## Data for this exercise
-- Opening Marker --
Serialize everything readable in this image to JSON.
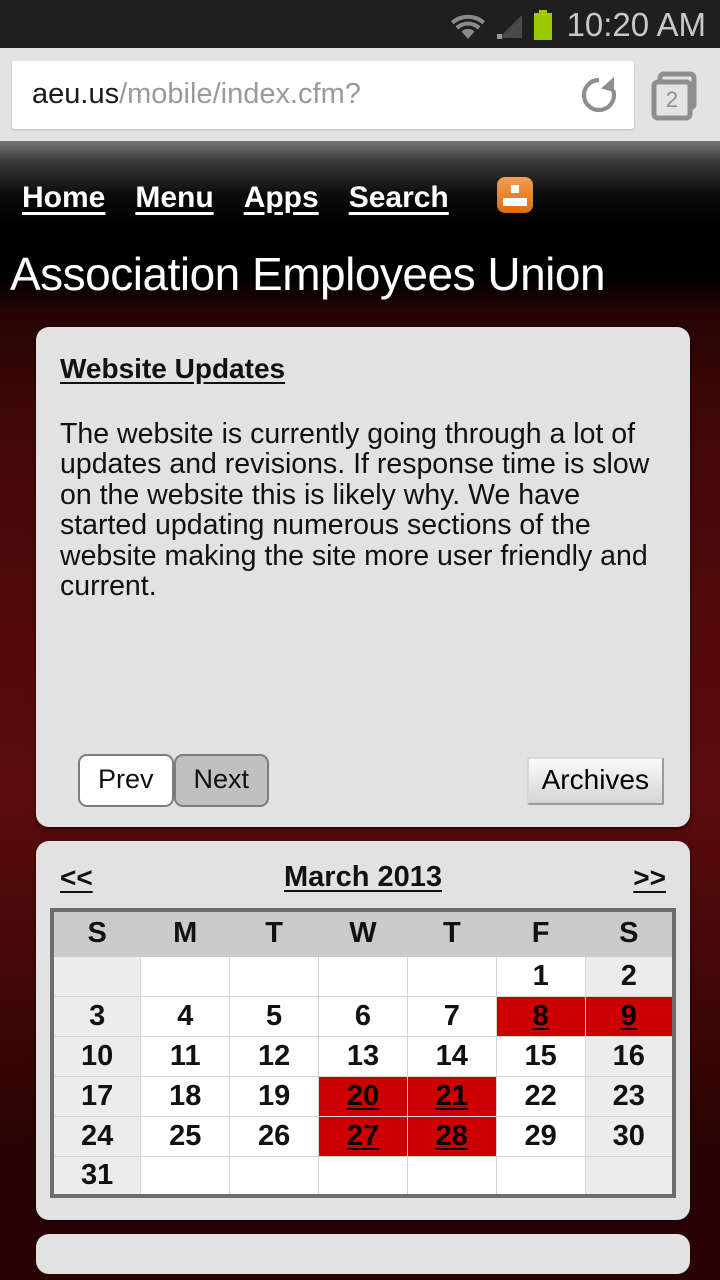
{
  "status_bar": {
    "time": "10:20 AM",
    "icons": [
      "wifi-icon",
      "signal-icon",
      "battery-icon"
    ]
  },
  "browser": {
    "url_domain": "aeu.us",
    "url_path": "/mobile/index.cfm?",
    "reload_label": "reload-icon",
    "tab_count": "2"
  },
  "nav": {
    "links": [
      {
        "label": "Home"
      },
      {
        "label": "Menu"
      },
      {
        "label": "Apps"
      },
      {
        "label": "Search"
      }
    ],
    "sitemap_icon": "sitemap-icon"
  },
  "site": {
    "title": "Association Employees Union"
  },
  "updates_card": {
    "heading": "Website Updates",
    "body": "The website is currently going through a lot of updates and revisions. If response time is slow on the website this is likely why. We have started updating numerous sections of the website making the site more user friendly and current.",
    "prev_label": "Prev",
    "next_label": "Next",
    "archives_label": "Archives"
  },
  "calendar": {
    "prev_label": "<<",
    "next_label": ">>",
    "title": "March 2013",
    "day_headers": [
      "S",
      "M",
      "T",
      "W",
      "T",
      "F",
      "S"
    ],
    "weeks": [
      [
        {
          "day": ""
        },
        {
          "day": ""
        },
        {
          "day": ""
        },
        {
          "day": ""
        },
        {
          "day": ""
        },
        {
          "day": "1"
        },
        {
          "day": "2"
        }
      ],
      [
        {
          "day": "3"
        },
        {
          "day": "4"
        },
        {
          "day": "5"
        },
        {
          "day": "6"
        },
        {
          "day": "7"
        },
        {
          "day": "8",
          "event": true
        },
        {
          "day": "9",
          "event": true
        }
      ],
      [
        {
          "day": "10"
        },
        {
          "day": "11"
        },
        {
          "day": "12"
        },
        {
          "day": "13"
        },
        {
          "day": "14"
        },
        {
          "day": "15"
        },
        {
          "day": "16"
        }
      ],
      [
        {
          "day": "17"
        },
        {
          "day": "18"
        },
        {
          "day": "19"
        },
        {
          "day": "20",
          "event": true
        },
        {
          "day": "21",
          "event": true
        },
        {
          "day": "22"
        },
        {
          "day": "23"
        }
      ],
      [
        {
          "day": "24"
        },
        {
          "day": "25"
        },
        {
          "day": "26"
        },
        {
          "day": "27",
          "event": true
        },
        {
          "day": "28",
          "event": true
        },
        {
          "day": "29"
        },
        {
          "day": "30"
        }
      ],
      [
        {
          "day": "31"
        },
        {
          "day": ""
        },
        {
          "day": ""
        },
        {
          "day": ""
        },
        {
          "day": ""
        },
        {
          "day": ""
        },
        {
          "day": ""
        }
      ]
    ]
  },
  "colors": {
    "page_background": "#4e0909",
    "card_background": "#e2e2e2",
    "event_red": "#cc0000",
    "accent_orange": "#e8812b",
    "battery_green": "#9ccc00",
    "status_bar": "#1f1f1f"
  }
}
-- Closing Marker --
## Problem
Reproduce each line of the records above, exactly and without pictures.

## Answer to this task
Serialize everything readable in this image to JSON.
{
  "status_bar": {
    "time": "10:20 AM",
    "icons": [
      "wifi-icon",
      "signal-icon",
      "battery-icon"
    ]
  },
  "browser": {
    "url_domain": "aeu.us",
    "url_path": "/mobile/index.cfm?",
    "reload_label": "reload-icon",
    "tab_count": "2"
  },
  "nav": {
    "links": [
      {
        "label": "Home"
      },
      {
        "label": "Menu"
      },
      {
        "label": "Apps"
      },
      {
        "label": "Search"
      }
    ],
    "sitemap_icon": "sitemap-icon"
  },
  "site": {
    "title": "Association Employees Union"
  },
  "updates_card": {
    "heading": "Website Updates",
    "body": "The website is currently going through a lot of updates and revisions. If response time is slow on the website this is likely why. We have started updating numerous sections of the website making the site more user friendly and current.",
    "prev_label": "Prev",
    "next_label": "Next",
    "archives_label": "Archives"
  },
  "calendar": {
    "prev_label": "<<",
    "next_label": ">>",
    "title": "March 2013",
    "day_headers": [
      "S",
      "M",
      "T",
      "W",
      "T",
      "F",
      "S"
    ],
    "weeks": [
      [
        {
          "day": ""
        },
        {
          "day": ""
        },
        {
          "day": ""
        },
        {
          "day": ""
        },
        {
          "day": ""
        },
        {
          "day": "1"
        },
        {
          "day": "2"
        }
      ],
      [
        {
          "day": "3"
        },
        {
          "day": "4"
        },
        {
          "day": "5"
        },
        {
          "day": "6"
        },
        {
          "day": "7"
        },
        {
          "day": "8",
          "event": true
        },
        {
          "day": "9",
          "event": true
        }
      ],
      [
        {
          "day": "10"
        },
        {
          "day": "11"
        },
        {
          "day": "12"
        },
        {
          "day": "13"
        },
        {
          "day": "14"
        },
        {
          "day": "15"
        },
        {
          "day": "16"
        }
      ],
      [
        {
          "day": "17"
        },
        {
          "day": "18"
        },
        {
          "day": "19"
        },
        {
          "day": "20",
          "event": true
        },
        {
          "day": "21",
          "event": true
        },
        {
          "day": "22"
        },
        {
          "day": "23"
        }
      ],
      [
        {
          "day": "24"
        },
        {
          "day": "25"
        },
        {
          "day": "26"
        },
        {
          "day": "27",
          "event": true
        },
        {
          "day": "28",
          "event": true
        },
        {
          "day": "29"
        },
        {
          "day": "30"
        }
      ],
      [
        {
          "day": "31"
        },
        {
          "day": ""
        },
        {
          "day": ""
        },
        {
          "day": ""
        },
        {
          "day": ""
        },
        {
          "day": ""
        },
        {
          "day": ""
        }
      ]
    ]
  },
  "colors": {
    "page_background": "#4e0909",
    "card_background": "#e2e2e2",
    "event_red": "#cc0000",
    "accent_orange": "#e8812b",
    "battery_green": "#9ccc00",
    "status_bar": "#1f1f1f"
  }
}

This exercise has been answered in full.